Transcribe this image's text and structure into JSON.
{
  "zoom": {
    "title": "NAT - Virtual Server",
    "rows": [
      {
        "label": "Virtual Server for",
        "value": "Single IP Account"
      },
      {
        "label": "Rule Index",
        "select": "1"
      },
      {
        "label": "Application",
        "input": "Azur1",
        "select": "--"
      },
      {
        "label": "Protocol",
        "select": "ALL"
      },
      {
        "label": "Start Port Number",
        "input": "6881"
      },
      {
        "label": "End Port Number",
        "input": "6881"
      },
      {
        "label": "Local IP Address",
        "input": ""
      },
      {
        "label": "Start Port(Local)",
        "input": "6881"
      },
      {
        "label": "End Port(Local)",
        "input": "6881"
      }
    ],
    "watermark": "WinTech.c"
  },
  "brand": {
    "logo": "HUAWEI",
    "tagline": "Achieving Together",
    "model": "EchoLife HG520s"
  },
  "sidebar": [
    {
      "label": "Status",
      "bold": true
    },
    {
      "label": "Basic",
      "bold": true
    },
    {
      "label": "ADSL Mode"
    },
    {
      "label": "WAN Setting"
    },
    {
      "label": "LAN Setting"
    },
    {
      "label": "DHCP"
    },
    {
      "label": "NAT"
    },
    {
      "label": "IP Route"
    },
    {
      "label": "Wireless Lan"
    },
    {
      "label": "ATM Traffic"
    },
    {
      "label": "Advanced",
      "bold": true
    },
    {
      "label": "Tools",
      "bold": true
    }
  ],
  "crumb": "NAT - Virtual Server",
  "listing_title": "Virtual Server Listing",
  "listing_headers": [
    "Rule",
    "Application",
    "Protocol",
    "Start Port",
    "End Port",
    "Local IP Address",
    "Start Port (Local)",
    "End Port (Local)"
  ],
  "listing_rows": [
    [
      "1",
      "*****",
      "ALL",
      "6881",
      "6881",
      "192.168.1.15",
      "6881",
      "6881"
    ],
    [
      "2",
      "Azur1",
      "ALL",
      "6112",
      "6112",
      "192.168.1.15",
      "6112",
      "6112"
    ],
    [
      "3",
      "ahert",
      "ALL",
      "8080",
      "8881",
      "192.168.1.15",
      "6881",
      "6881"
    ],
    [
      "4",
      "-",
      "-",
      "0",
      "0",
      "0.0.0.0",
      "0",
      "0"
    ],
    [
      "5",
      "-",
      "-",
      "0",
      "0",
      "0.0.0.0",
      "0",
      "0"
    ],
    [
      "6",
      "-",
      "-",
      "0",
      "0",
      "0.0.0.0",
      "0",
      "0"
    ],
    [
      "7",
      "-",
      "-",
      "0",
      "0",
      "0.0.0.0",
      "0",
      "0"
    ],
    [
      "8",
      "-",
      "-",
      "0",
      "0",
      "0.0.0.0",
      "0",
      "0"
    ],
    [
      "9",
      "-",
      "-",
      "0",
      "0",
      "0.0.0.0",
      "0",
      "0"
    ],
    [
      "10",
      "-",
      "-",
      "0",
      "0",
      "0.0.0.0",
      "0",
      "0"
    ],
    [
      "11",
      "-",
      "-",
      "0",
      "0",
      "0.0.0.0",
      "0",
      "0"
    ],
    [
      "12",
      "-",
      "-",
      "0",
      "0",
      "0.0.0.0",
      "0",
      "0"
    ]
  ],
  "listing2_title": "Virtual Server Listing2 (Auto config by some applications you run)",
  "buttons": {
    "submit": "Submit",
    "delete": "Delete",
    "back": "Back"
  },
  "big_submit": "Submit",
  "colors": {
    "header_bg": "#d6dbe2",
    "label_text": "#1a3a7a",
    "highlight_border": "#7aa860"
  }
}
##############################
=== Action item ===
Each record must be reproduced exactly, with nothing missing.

=== Exercise output ===
Transcribe this image's text and structure into JSON.
{
  "zoom": {
    "title": "NAT - Virtual Server",
    "rows": [
      {
        "label": "Virtual Server for",
        "value": "Single IP Account"
      },
      {
        "label": "Rule Index",
        "select": "1"
      },
      {
        "label": "Application",
        "input": "Azur1",
        "select": "--"
      },
      {
        "label": "Protocol",
        "select": "ALL"
      },
      {
        "label": "Start Port Number",
        "input": "6881"
      },
      {
        "label": "End Port Number",
        "input": "6881"
      },
      {
        "label": "Local IP Address",
        "input": ""
      },
      {
        "label": "Start Port(Local)",
        "input": "6881"
      },
      {
        "label": "End Port(Local)",
        "input": "6881"
      }
    ],
    "watermark": "WinTech.c"
  },
  "brand": {
    "logo": "HUAWEI",
    "tagline": "Achieving Together",
    "model": "EchoLife HG520s"
  },
  "sidebar": [
    {
      "label": "Status",
      "bold": true
    },
    {
      "label": "Basic",
      "bold": true
    },
    {
      "label": "ADSL Mode"
    },
    {
      "label": "WAN Setting"
    },
    {
      "label": "LAN Setting"
    },
    {
      "label": "DHCP"
    },
    {
      "label": "NAT"
    },
    {
      "label": "IP Route"
    },
    {
      "label": "Wireless Lan"
    },
    {
      "label": "ATM Traffic"
    },
    {
      "label": "Advanced",
      "bold": true
    },
    {
      "label": "Tools",
      "bold": true
    }
  ],
  "crumb": "NAT - Virtual Server",
  "listing_title": "Virtual Server Listing",
  "listing_headers": [
    "Rule",
    "Application",
    "Protocol",
    "Start Port",
    "End Port",
    "Local IP Address",
    "Start Port (Local)",
    "End Port (Local)"
  ],
  "listing_rows": [
    [
      "1",
      "*****",
      "ALL",
      "6881",
      "6881",
      "192.168.1.15",
      "6881",
      "6881"
    ],
    [
      "2",
      "Azur1",
      "ALL",
      "6112",
      "6112",
      "192.168.1.15",
      "6112",
      "6112"
    ],
    [
      "3",
      "ahert",
      "ALL",
      "8080",
      "8881",
      "192.168.1.15",
      "6881",
      "6881"
    ],
    [
      "4",
      "-",
      "-",
      "0",
      "0",
      "0.0.0.0",
      "0",
      "0"
    ],
    [
      "5",
      "-",
      "-",
      "0",
      "0",
      "0.0.0.0",
      "0",
      "0"
    ],
    [
      "6",
      "-",
      "-",
      "0",
      "0",
      "0.0.0.0",
      "0",
      "0"
    ],
    [
      "7",
      "-",
      "-",
      "0",
      "0",
      "0.0.0.0",
      "0",
      "0"
    ],
    [
      "8",
      "-",
      "-",
      "0",
      "0",
      "0.0.0.0",
      "0",
      "0"
    ],
    [
      "9",
      "-",
      "-",
      "0",
      "0",
      "0.0.0.0",
      "0",
      "0"
    ],
    [
      "10",
      "-",
      "-",
      "0",
      "0",
      "0.0.0.0",
      "0",
      "0"
    ],
    [
      "11",
      "-",
      "-",
      "0",
      "0",
      "0.0.0.0",
      "0",
      "0"
    ],
    [
      "12",
      "-",
      "-",
      "0",
      "0",
      "0.0.0.0",
      "0",
      "0"
    ]
  ],
  "listing2_title": "Virtual Server Listing2 (Auto config by some applications you run)",
  "buttons": {
    "submit": "Submit",
    "delete": "Delete",
    "back": "Back"
  },
  "big_submit": "Submit",
  "colors": {
    "header_bg": "#d6dbe2",
    "label_text": "#1a3a7a",
    "highlight_border": "#7aa860"
  }
}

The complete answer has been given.